I did Xmas dinner this year. For those of you not of a British or similar origin, this involves essentially a day or so of planning and preparing a meal, followed by a day of watching that plan go slowly but surely wrong as you realise you have misjudged your timings and dinner will be an hour later than you thought. There are traditions which must be adhered to (really, mulled wine to be drunk when?), standards set by the previous year, turkey must be roasted, as must potatoes and parsnips, and everything must come out together. Hot, and not overdone.

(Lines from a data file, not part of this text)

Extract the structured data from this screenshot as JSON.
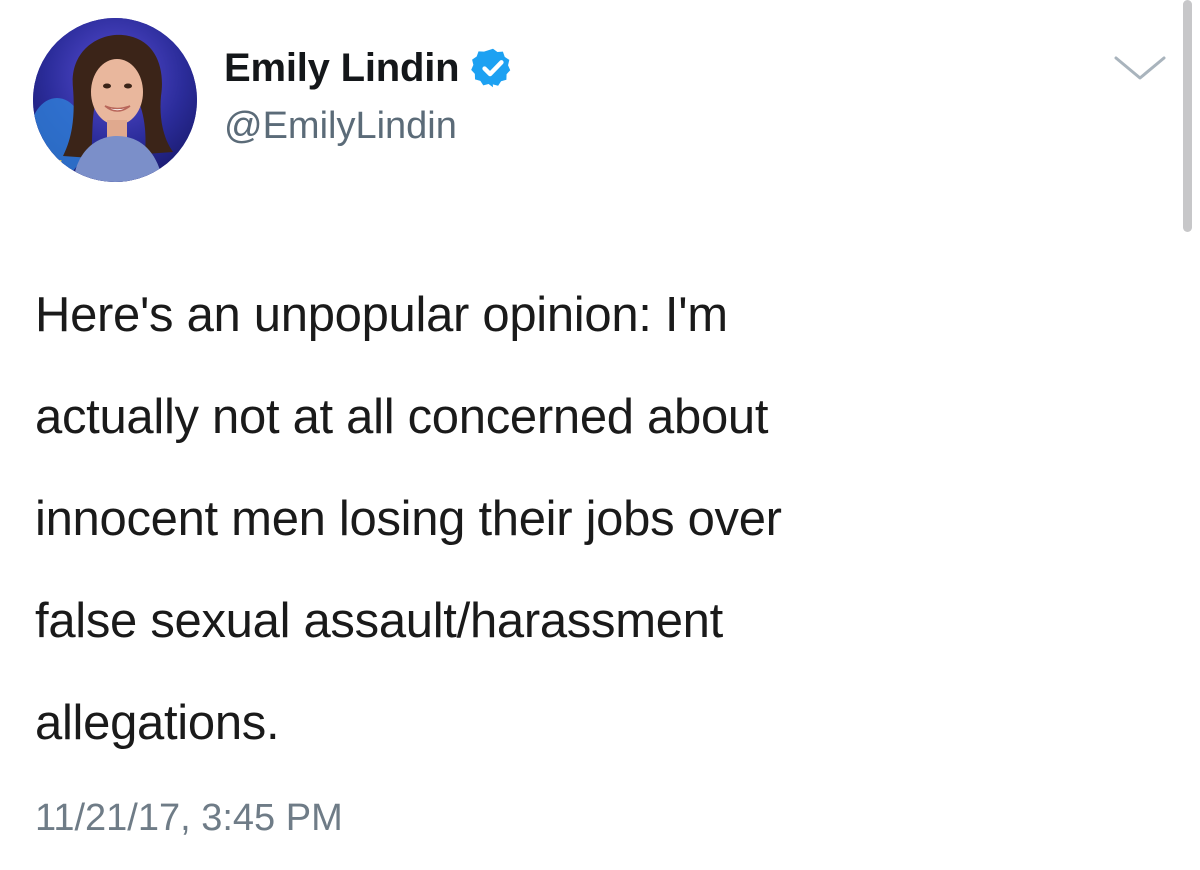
{
  "tweet": {
    "author": {
      "display_name": "Emily Lindin",
      "handle": "@EmilyLindin",
      "verified": true,
      "avatar_icon": "profile-photo"
    },
    "text_lines": [
      "Here's an unpopular opinion: I'm",
      "actually not at all concerned about",
      "innocent men losing their jobs over",
      "false sexual assault/harassment",
      "allegations."
    ],
    "timestamp": "11/21/17, 3:45 PM",
    "menu_icon": "chevron-down-icon"
  },
  "colors": {
    "verified_badge": "#1da1f2",
    "secondary_text": "#657786",
    "primary_text": "#14171a"
  }
}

And yes, as ever with these things, I was in the midst of it all up to my elbows in roasting, basting and all sorts of other things,and my thoughts turned to the classroom. Managing a major roast dinner for ten people (yep, that’s right, ten people for a virgin Christmas dinner chef, so not bad) is very like handling a classroom. I had a plan which goes but eventually drifts slightly clear of where you had pointed it. I had a range of interruptions and questions, challenges to the planned flow of cooking: dogs underfoot, several small children desperate to play with the carving knife, demands for mulled wine when there are no bloody hobs left for at least another ten minutes, that sort of thing, comparable to the “catch you out” left field question from the learner who hasn’t really been listening, the IWB not working, realising you have one too few handouts, that sort of thing. Then the major disturbances: the arrival of guests just at the point you need to drain the potatoes and parsnips and transfer them to the hot oily oven trays just like that bit in a lesson when you are in mid explanation, with every learner brain working through your questioning, and your manager simply has to knock on the door and ask a question which could quite happily have waited the thirty minutes left to break time. The relief at the end as it all slots into place and everyone gets something good from it.
The brain processes involved were definitely of the lesson management type, although blurred slightly by the two thirds of a bottle of wine I was carefully exploring as the day progressed, and so just as much fun. However, like a lesson, just the one is plenty and I’ll hang on for a couple of years before doing it again…
Merry Christmas, and a happy, healthy new year, in case I don’t blog before then!